This week Bill Maher's increasingly far left and out of touch show featured repeat guest Jeremy Scahill, who launched into his usual righteous rant against Blackwater and the evils of hiring mercenary troops to augment American forces in our various ill-considered military deployments overseas.
Some of it was interesting. For example I hadn't realized that President Obama had increased our overall mercenary deployment by 29 percent in only six months. But Scahill also said something which I found troubling. After listing the usual litany of Blackwater crimes and accusing Eric Prince of being a Crazed Christian Crusader, he threw out the idea that using mercenary troops in foreign wars is unconstitutional.
It grabbed my attention, because it is a great example of how little some of these very earnest advocates on both the left and the right really understand what is in the Constitution and what certain passages of it actually mean. It seems as if they decide something is bad and then assume that anything which seems bad to them must inherently be unconstitutional. After all, if they'd written the Constitution they wouldn't have allowed for the hiring of mercenaries, because mercenaries are evil.
The thing is, they didn't write the Constitution and apparently haven't read it either. Statements like this display both an ignorance of the Constitution and a dismaying ignorance of American history and the role which mercenaries have played in it.
The ironic truth is that while the Constitution does not authorize the existence of a standing army and many of the founding fathers would have liked a stronger and clearer prohibition on any kind of standing army, the Constitution does explicitly authorize the hiring of mercenaries. What's more, mercenaries have been a component of some of our most notable military operations throughout our history.
This is all about Article 1, Section 8 of the Constitution, where it clearly says that Congress can "raise and support Armies, but no Appropriation of Money to that Use shall be for a longer Term than two Years," essentially forbidding the kind of long-term, established army we have had since the Civil War. It also authorizes Congress to "grant Letters of Marque and Reprisal," which is 18th century terminology for hiring mercenaries, bounty hunters, privateers and assassins — essentially any kind of private contractor to exact revenge and attack the nation's enemies for a reward or a stipend.

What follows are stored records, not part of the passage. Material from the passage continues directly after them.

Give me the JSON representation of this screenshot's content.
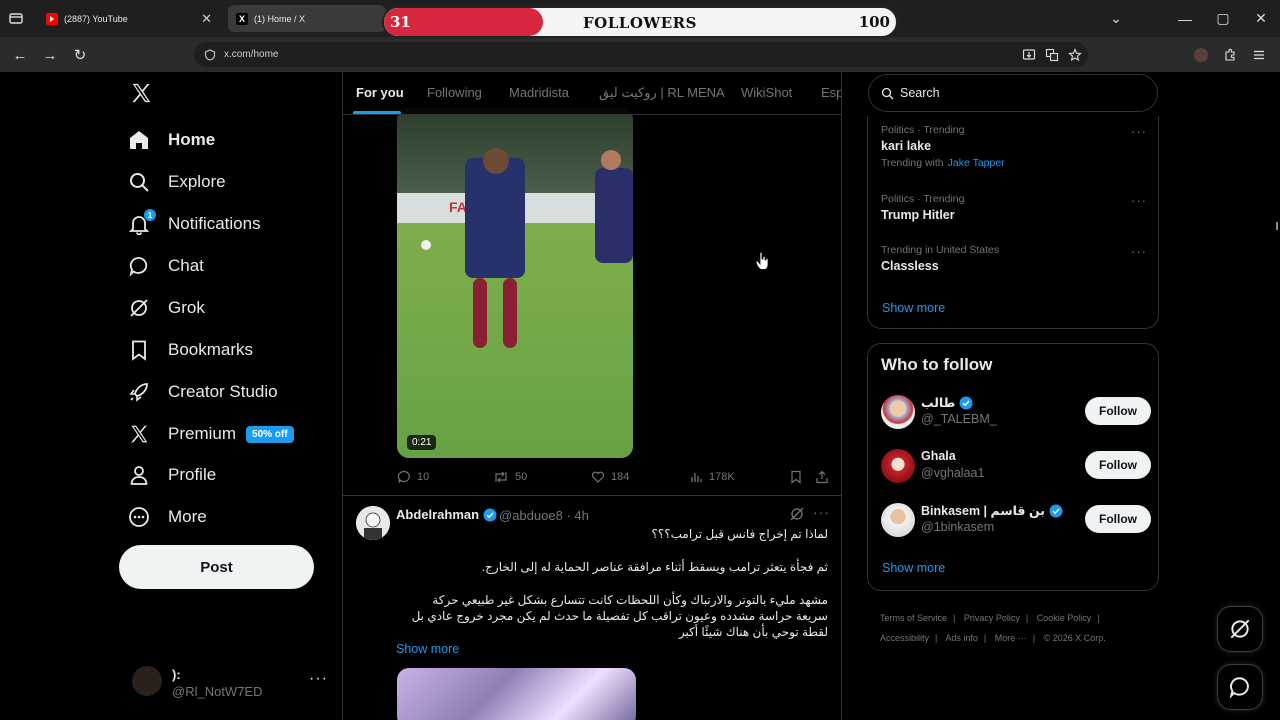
{
  "browser": {
    "tabs": [
      {
        "label": "(2887) YouTube",
        "favicon": "youtube-icon"
      },
      {
        "label": "(1) Home / X",
        "favicon": "x-logo-icon"
      }
    ],
    "url": "x.com/home"
  },
  "overlay": {
    "title": "FOLLOWERS",
    "current": "31",
    "goal": "100",
    "progress_fraction": 0.31,
    "fill_color": "#d7263d"
  },
  "sidebar": {
    "items": [
      {
        "label": "Home",
        "icon": "home-icon"
      },
      {
        "label": "Explore",
        "icon": "search-icon"
      },
      {
        "label": "Notifications",
        "icon": "bell-icon",
        "badge": "1"
      },
      {
        "label": "Chat",
        "icon": "chat-icon"
      },
      {
        "label": "Grok",
        "icon": "grok-icon"
      },
      {
        "label": "Bookmarks",
        "icon": "bookmark-icon"
      },
      {
        "label": "Creator Studio",
        "icon": "rocket-icon"
      },
      {
        "label": "Premium",
        "icon": "x-icon",
        "badge": "50% off"
      },
      {
        "label": "Profile",
        "icon": "person-icon"
      },
      {
        "label": "More",
        "icon": "more-circle-icon"
      }
    ],
    "post_label": "Post",
    "account": {
      "name": "):",
      "handle": "@Rl_NotW7ED"
    }
  },
  "feed": {
    "tabs": [
      "For you",
      "Following",
      "Madridista",
      "روكيت ليق | RL MENA",
      "WikiShot",
      "Esp"
    ],
    "video_duration": "0:21",
    "video_ad_text": "FAQ طيران",
    "actions": {
      "replies": "10",
      "reposts": "50",
      "likes": "184",
      "views": "178K"
    },
    "tweet2": {
      "name": "Abdelrahman",
      "handle": "@abduoe8",
      "time": "4h",
      "line1": "لماذا تم إخراج فانس قبل ترامب؟؟؟",
      "line2": "ثم فجأة يتعثر ترامب ويسقط أثناء مرافقة عناصر الحماية له إلى الخارج.",
      "line3": "مشهد مليء بالتوتر والارتباك وكأن اللحظات كانت تتسارع بشكل غير طبيعي حركة",
      "line4": "سريعة حراسة مشدده  وعيون تراقب كل تفصيلة ما حدث لم يكن مجرد خروج عادي بل",
      "line5": "لقطة توحي بأن هناك شيئًا أكبر",
      "show_more": "Show more"
    }
  },
  "rightcol": {
    "search_placeholder": "Search",
    "trends": [
      {
        "category": "Politics · Trending",
        "title": "kari lake",
        "with_label": "Trending with",
        "with_name": "Jake Tapper"
      },
      {
        "category": "Politics · Trending",
        "title": "Trump Hitler"
      },
      {
        "category": "Trending in United States",
        "title": "Classless"
      }
    ],
    "trends_show_more": "Show more",
    "who_to_follow": {
      "title": "Who to follow",
      "users": [
        {
          "name": "طالب",
          "handle": "@_TALEBM_",
          "verified": true
        },
        {
          "name": "Ghala",
          "handle": "@vghalaa1",
          "verified": false
        },
        {
          "name": "Binkasem | بن قاسم",
          "handle": "@1binkasem",
          "verified": true
        }
      ],
      "follow_label": "Follow",
      "show_more": "Show more"
    },
    "footer": {
      "links": [
        "Terms of Service",
        "Privacy Policy",
        "Cookie Policy",
        "Accessibility",
        "Ads info",
        "More ···"
      ],
      "copyright": "© 2026 X Corp."
    }
  },
  "colors": {
    "accent": "#1d9bf0",
    "bg": "#000000",
    "border": "#2f3336",
    "muted": "#71767b"
  }
}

So the great institutional army which so many view as legitimate is actually kind of unconstitutional and those evil mercenaries who Scahill and his friends on the left so revile actually enjoy a unique position of Constitutional authority. The vision which the framers of that document actually had for our military was that it would consist of a militia which was never deployed for any long term and would only be called up for specific short-term uses in the direct defense of the nation, while military operations outside of our borders would largely be carried out on a small scale by hired mercenaries.
As one example of how this Constitutionally authorized system worked before it was pushed aside for expediency, consider the role which privateers have played in American military operations. Privateers are privately owned military ships commissioned to attack enemy shipping and in some cases even enemy cities on behalf of the government. Much of our very limited naval strength in the Revolution was composed of privateers. The most famous of them was John Paul Jones. We continued to use privateers into the early 19th century, including in our undeclared war with France and later in the War of 1812. When most of the nations of Europe signed the Declaration of Paris in 1856 outlawing Privateers the United States refused to sign, and as late as World War II the government commissioned the airship Resolute as a privateer operating in the air off the coast of California and used other private contractors like the Liberty Ships to support the military.
Mercenaries like Blackwater, or what they now call Private Military Companies, have a long history going back to the ancient world. Groups of soldiers for hire have played a role in almost every war. They fought for pay on both sides during the Revolution. President Jefferson hired Greek mercenaries to augment his small force of US Marines for his attack on Tripoli. They fought in the Napoleonic Wars and the War of 1812. The Swiss Guards who guard the Vatican and the Pope are essentially mercenaries. The use of mercenaries fell into disfavor in the West in the late 19th and 20th centuries, but they have continued to be used extensively in the third world. The United Nations and other groups have tried to prohibit the employment of mercenaries with very little success. The United States continues to use mercenaries in some situations and it is done under the authority of that same part of Article 1, Section 8 which authorizes privateers.
I'm not going to argue the advisability or the pros and cons of hiring mercenaries to fight your wars for you. It just seems bizarre that we have reached the point where even the most anti-war among us like Jeremy Scahill accept the existence of a standing army as routine and even desirable when compared to the hiring of professional mercenaries for a short term and limited engagement. The Founding Fathers thought a standing army would be an unacceptable threat to the Republic, but had no problem with the idea of some hired troops protecting our interests outside our borders. The Constitution reflects this, and while modern leftist sensibilities may find mercenaries unappealing and politically incorrect, that doesn't make them unconstitutional.Powered by Sidelines